** Exercise material **
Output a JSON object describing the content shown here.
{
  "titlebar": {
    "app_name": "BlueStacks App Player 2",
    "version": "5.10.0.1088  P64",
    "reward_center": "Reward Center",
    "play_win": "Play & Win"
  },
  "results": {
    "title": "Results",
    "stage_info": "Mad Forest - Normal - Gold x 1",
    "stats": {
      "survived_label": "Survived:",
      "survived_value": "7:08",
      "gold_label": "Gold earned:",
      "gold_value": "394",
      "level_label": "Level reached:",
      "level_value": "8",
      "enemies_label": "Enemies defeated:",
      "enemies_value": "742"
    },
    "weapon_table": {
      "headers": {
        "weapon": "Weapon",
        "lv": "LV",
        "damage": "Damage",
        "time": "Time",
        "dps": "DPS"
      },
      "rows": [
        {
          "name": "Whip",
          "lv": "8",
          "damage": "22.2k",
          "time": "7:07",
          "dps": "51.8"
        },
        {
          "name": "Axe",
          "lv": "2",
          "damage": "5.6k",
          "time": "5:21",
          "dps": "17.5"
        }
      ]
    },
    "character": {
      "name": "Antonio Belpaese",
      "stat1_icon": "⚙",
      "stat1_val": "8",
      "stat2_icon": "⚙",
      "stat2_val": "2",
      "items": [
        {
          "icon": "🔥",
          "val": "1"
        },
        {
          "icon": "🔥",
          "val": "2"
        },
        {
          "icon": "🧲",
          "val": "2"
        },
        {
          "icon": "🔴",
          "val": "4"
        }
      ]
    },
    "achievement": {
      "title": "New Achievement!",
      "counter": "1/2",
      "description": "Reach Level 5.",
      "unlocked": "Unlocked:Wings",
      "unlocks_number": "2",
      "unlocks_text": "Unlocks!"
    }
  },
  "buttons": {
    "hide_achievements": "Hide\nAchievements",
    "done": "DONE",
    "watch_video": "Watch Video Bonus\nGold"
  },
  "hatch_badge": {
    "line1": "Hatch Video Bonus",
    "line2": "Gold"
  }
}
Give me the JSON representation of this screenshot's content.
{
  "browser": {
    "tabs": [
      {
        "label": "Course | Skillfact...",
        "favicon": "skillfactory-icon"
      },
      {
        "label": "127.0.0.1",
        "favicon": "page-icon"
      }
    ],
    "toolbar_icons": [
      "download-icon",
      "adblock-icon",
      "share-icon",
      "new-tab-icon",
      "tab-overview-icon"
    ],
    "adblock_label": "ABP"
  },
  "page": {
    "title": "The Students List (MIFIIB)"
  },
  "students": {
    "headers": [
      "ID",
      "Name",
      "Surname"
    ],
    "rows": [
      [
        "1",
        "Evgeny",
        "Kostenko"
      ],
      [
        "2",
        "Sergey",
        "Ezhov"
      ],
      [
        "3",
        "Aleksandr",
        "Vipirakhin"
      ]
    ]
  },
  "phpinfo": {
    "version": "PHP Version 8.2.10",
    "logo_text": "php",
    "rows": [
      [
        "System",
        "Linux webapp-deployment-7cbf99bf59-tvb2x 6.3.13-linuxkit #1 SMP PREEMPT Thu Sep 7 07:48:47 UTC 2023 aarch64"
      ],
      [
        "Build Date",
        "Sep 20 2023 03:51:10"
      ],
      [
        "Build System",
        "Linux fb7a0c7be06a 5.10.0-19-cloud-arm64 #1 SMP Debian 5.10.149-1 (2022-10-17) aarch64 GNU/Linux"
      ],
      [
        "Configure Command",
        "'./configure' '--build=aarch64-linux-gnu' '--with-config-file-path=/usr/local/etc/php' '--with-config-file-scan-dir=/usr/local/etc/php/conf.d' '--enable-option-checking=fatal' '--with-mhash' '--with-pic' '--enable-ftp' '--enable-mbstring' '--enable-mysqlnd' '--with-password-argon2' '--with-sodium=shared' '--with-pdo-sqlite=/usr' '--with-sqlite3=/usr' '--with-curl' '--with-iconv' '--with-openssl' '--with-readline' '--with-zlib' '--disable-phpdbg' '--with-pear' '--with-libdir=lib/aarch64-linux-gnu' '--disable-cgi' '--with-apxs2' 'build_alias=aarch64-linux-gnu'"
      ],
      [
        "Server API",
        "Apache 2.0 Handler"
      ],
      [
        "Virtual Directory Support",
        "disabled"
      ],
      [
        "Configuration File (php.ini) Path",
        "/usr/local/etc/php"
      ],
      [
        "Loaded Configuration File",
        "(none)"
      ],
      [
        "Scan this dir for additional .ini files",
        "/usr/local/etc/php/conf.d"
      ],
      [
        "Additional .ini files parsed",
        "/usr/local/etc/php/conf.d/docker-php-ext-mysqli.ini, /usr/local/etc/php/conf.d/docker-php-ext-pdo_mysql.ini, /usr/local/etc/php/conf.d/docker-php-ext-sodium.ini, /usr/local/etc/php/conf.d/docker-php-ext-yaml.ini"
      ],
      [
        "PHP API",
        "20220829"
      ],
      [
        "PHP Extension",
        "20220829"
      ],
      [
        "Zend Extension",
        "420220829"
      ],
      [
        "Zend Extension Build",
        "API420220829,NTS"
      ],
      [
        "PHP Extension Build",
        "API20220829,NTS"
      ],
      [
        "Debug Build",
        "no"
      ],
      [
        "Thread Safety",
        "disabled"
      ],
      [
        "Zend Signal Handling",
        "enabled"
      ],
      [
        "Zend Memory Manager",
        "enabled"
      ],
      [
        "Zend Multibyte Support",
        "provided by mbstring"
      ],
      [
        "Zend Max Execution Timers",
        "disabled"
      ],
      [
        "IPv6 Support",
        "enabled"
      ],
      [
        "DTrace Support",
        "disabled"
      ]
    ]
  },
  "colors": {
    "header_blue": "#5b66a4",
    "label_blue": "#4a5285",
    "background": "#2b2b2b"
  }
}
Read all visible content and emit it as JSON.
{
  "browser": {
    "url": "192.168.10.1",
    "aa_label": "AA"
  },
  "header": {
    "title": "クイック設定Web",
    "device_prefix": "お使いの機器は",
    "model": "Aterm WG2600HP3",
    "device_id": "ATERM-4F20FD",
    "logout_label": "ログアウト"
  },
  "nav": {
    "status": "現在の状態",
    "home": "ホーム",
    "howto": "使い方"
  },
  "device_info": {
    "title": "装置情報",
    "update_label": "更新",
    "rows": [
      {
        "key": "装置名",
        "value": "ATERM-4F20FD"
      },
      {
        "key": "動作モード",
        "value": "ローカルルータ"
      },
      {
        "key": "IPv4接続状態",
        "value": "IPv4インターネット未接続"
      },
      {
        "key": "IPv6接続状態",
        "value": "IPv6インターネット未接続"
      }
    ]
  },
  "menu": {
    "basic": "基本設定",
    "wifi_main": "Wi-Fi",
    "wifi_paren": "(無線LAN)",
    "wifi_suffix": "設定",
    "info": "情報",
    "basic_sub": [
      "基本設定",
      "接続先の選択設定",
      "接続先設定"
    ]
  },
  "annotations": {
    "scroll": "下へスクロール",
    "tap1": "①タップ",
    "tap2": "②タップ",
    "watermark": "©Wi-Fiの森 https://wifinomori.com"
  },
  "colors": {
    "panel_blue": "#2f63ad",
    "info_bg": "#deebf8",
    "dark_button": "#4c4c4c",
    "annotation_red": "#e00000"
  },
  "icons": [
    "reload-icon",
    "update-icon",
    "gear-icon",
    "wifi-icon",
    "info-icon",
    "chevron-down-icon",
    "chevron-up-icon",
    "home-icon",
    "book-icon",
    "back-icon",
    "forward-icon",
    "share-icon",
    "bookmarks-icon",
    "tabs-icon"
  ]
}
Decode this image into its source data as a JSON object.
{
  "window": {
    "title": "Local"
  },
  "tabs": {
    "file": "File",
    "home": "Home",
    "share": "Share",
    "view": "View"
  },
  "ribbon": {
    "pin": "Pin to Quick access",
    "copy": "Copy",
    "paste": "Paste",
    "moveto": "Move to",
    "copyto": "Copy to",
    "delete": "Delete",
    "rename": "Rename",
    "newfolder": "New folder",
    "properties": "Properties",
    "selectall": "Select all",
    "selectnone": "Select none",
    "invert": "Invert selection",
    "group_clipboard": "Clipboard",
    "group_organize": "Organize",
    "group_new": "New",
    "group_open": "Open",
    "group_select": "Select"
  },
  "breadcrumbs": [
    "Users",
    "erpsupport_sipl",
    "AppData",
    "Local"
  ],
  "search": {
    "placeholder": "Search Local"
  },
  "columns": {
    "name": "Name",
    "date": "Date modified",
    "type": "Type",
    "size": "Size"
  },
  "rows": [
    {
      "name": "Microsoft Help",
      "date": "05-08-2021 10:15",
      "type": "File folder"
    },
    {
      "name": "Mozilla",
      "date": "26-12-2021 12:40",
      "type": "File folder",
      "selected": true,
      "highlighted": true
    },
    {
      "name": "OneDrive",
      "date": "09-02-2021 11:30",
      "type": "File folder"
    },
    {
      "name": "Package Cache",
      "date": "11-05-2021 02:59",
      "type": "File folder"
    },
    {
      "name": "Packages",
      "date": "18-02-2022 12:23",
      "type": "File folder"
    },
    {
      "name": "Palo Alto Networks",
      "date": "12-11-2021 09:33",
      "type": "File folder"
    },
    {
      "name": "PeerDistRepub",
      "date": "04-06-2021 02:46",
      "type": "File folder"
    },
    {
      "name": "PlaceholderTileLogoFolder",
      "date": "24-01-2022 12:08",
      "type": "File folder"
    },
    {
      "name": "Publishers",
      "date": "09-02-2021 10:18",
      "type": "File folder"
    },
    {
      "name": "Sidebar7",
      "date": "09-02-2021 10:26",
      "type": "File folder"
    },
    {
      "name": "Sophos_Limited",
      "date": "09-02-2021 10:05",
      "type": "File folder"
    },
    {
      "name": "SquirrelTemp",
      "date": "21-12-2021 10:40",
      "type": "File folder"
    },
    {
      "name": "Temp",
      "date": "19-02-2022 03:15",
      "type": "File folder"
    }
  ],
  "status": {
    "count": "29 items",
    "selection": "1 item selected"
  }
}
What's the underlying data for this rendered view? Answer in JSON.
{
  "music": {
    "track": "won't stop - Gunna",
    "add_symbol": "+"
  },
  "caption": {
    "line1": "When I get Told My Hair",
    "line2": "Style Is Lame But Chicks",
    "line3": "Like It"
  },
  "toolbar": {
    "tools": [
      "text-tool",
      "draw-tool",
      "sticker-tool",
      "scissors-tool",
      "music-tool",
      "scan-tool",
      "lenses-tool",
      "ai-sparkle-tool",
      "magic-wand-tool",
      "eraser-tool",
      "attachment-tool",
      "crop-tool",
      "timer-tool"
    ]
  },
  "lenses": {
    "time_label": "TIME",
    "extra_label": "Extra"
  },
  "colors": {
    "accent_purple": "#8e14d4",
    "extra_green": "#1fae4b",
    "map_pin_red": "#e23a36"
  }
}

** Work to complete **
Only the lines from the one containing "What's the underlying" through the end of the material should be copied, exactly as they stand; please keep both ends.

** Task output **
What's the underlying data for this rendered view? Answer in JSON.
{
  "music": {
    "track": "won't stop - Gunna",
    "add_symbol": "+"
  },
  "caption": {
    "line1": "When I get Told My Hair",
    "line2": "Style Is Lame But Chicks",
    "line3": "Like It"
  },
  "toolbar": {
    "tools": [
      "text-tool",
      "draw-tool",
      "sticker-tool",
      "scissors-tool",
      "music-tool",
      "scan-tool",
      "lenses-tool",
      "ai-sparkle-tool",
      "magic-wand-tool",
      "eraser-tool",
      "attachment-tool",
      "crop-tool",
      "timer-tool"
    ]
  },
  "lenses": {
    "time_label": "TIME",
    "extra_label": "Extra"
  },
  "colors": {
    "accent_purple": "#8e14d4",
    "extra_green": "#1fae4b",
    "map_pin_red": "#e23a36"
  }
}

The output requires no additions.